"Follow your heart" reads the bracelet on Sandra Hill's wrist as she packs up the belongings of her Lombard home, dashes to farewell dinners with longtime friends, prepares her younger daughter for her first year of college and trains her successor at the Outreach House of First Church of Lombard.
There's so much to do as Hill and her family move their lives from the town she's served for nearly three decades to a city in even greater need of their service -- New Orleans.
Fresh off recognition from Lombard trustees, who proclaimed a day in May in her honor, Hill says leaving the town where she served as a school board member, led youth groups on volunteer trips and started a nonprofit group was not an easy choice.
It took plenty of consideration for Hill, a 53-year-old social worker and faculty member in College of DuPage's Human Services department, but in the end, she's doing as the bracelet says and following her heart.
She's following her habits, too, as the Lombard trustees who recognized her say she has been working for years to fill people's basic needs for food, shelter, clothing and belongings.
"She's just been an invaluable resource, just giving everything to people in need," Trustee Laura Fitzpatrick said.
She answered social service questions for trustees before the village contracted with an agency last year, served as a Girl Scout leader and mentored many First Church youth group participants, including Trustee Reid Foltyniewicz.
"She was just one of the many people who helped raise me and made me the person I am today," said Foltyniewicz, a 29-year-old police officer for the village of Oak Brook and father of two. "She was vital in my upbringing."
Every time Hill found a new way to serve Lombard's less fortunate, she worked to bring others with her, multiplying her efforts by getting more people involved. She said she's uncomfortable with the spotlight, preferring to shift focus to the power of group efforts.
"My mother tells me, 'You do too much,' and I say 'There's so much to do,'" Hill said. "That's the philosophy of my house."
Hill and her husband, Rick, moved to Lombard in 1986 and first got involved with the Lilac Parade committee because their neighbor led the group. Callers to the Lilac Time hotline would hear Hill's voice on the recording telling them times, dates and places of Lilac-themed events.
But a passion Hill has had since her childhood years spent in Brookfield led her to get involved with causes that help children, women and families. She volunteered with a YWCA rape crisis center, then a Public Action to Deliver Shelter, or PADS, site at First Church of Lombard United Church of Christ.
At the church, she met the Rev. Robert Hatfield, who became a mentor and co-worker until his death in February.
"I think he saw something in me or we worked well together," Hill said. "Rob was the person who helped me find my strength and what I'm supposed to do."

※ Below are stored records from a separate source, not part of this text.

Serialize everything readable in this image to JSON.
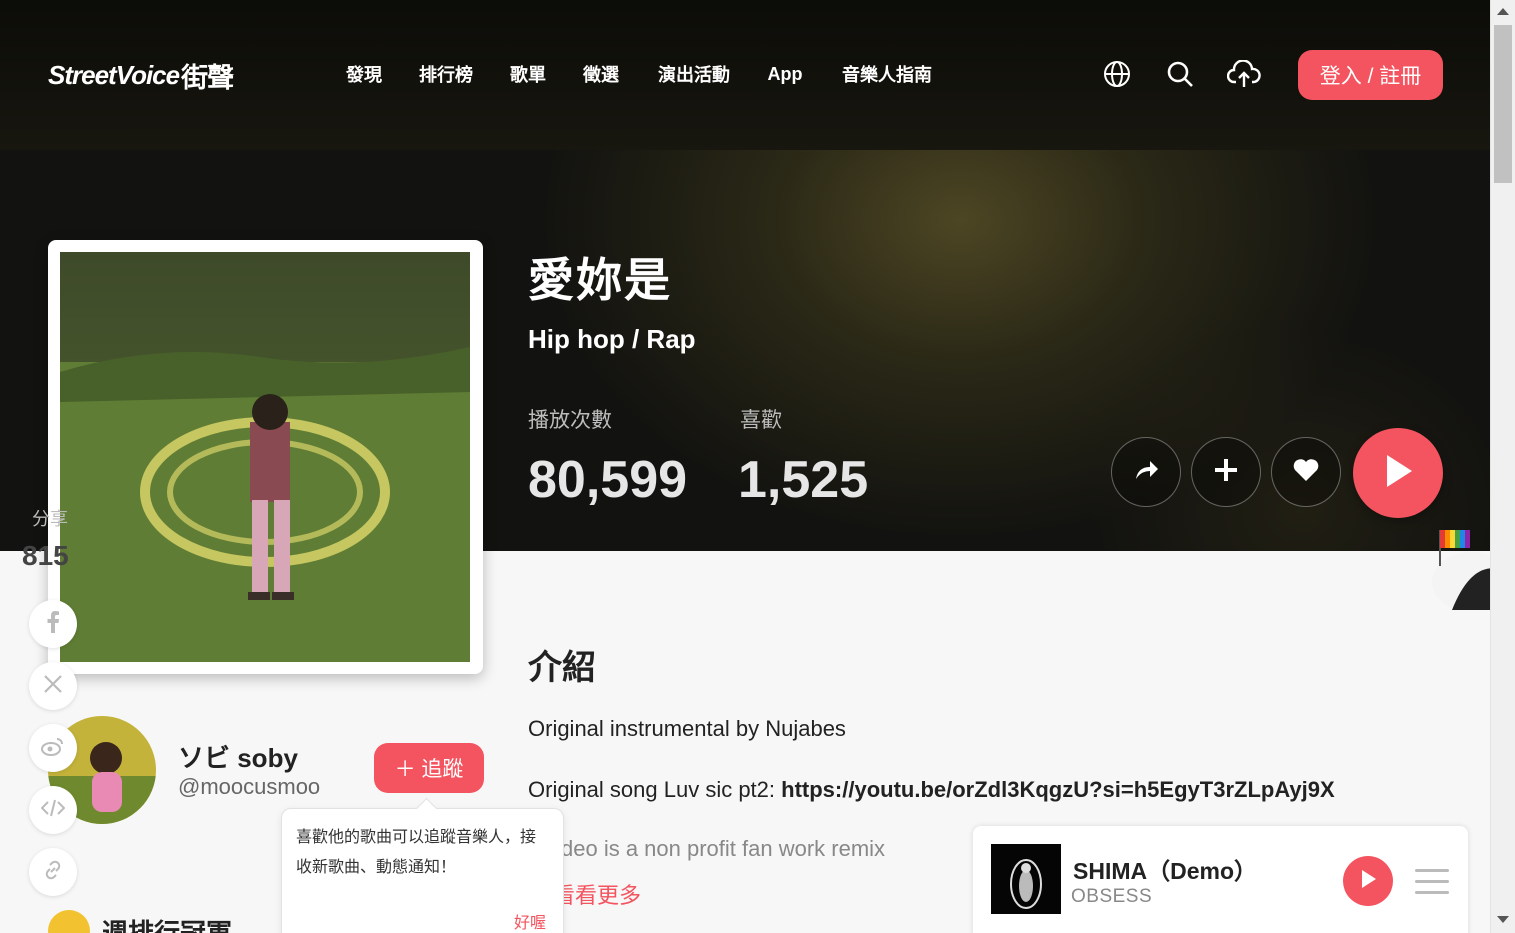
{
  "nav": {
    "logo_text": "StreetVoice",
    "logo_zh": "街聲",
    "items": [
      {
        "label": "發現"
      },
      {
        "label": "排行榜"
      },
      {
        "label": "歌單"
      },
      {
        "label": "徵選"
      },
      {
        "label": "演出活動"
      },
      {
        "label": "App"
      },
      {
        "label": "音樂人指南"
      }
    ],
    "icons": [
      "globe-icon",
      "search-icon",
      "upload-cloud-icon"
    ],
    "login_label": "登入 / 註冊"
  },
  "song": {
    "title": "愛妳是",
    "genre": "Hip hop / Rap",
    "plays_label": "播放次數",
    "plays_value": "80,599",
    "likes_label": "喜歡",
    "likes_value": "1,525"
  },
  "actions": [
    "share-icon",
    "add-icon",
    "heart-icon",
    "play-icon"
  ],
  "share": {
    "label": "分享",
    "count": "815",
    "buttons": [
      "facebook-icon",
      "x-icon",
      "weibo-icon",
      "embed-code-icon",
      "link-icon"
    ]
  },
  "artist": {
    "name": "ソビ soby",
    "handle": "@moocusmoo",
    "follow_label": "＋ 追蹤",
    "tooltip_text": "喜歡他的歌曲可以追蹤音樂人，接收新歌曲、動態通知！",
    "tooltip_ok": "好喔"
  },
  "weekly": {
    "label": "週排行冠軍"
  },
  "intro": {
    "heading": "介紹",
    "line1": "Original instrumental by Nujabes",
    "line2_prefix": "Original song Luv sic pt2: ",
    "line2_link": "https://youtu.be/orZdl3KqgzU?si=h5EgyT3rZLpAyj9X",
    "line3": "s video is a non profit fan work remix",
    "see_more": "看看更多"
  },
  "mini_player": {
    "title": "SHIMA（Demo）",
    "artist": "OBSESS"
  },
  "colors": {
    "accent": "#f3545f",
    "nav_bg": "#0c0c08"
  }
}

While the elementary educator was in culinary school to be a pastry chef, she and Hatfield started a partnership between the church and the Northern Illinois Food Bank, bringing a food truck to Lombard once a month to feed low-income families.
Hill then asked a question that became common for her. It started with "What if?"
"Whenever I would say 'What if,' Rob knew I wanted to try something else," Hill said.
In this case, she wanted to create a weekly meal service for anyone in the community, held to coincide with First Church's Wednesday night hosting of PADS guests.
"Being a foodie, it just made sense," she said about the 2009 formation of the weekly meal called Community Table, which includes live music, fine china and crisp linen tablecloths. "That was another one of those 'What ifs.'"
An earlier "what if" led Hill to help start Walk-In Ministry, a service providing emergency help with food, transportation and personal care products to residents of Lombard and Villa Park.
A "What if" question also sparked the creation of First Things First, an infant needs pantry started in 1999.
"Throughout all of these endeavors, Sandra has championed those who are the most vulnerable of our population," reads the proclamation creating a day in her honor.
"The babies, the children, the adults and all of those who may be on the fringes of society but are in need of our community's help."
One last "What if" led Hill and her husband to take their daughters on a service trip to New Orleans several months after the city suffered the wrath of Hurricane Katrina. Mackenzie, now 24, was 16, and Kendall, now 18, was 11 when the family went to "de-muck" abandoned houses, removing everything they could so the sun could dry the space for possible rebuilding.
"Either it was the best parenting we've done or the worst," Hill said.
The first visit to the disaster-stricken city awakened a desire in Kendall to follow in her mother's social justice footsteps, and the Glenbard East High School graduate will begin studying in the fall at Loyola University in New Orleans to pursue that passion.
It sparked another "what if" in Hill's mind that eventually led her and Rick to plan a move to the Big Easy.
"I'm not surprised she got attracted to New Orleans. There's a very free spirit," Fitzpatrick said. "She can see a lot of need, and I can see her filling that need and feeling comfortable there."
Hill said she has applied to work with a nonprofit that provides baby items for new parents in need and hopes to teach at a community college after she completes the move later this month.
"There's a reason I'm supposed to be there," she said.
Because "there's so much to do."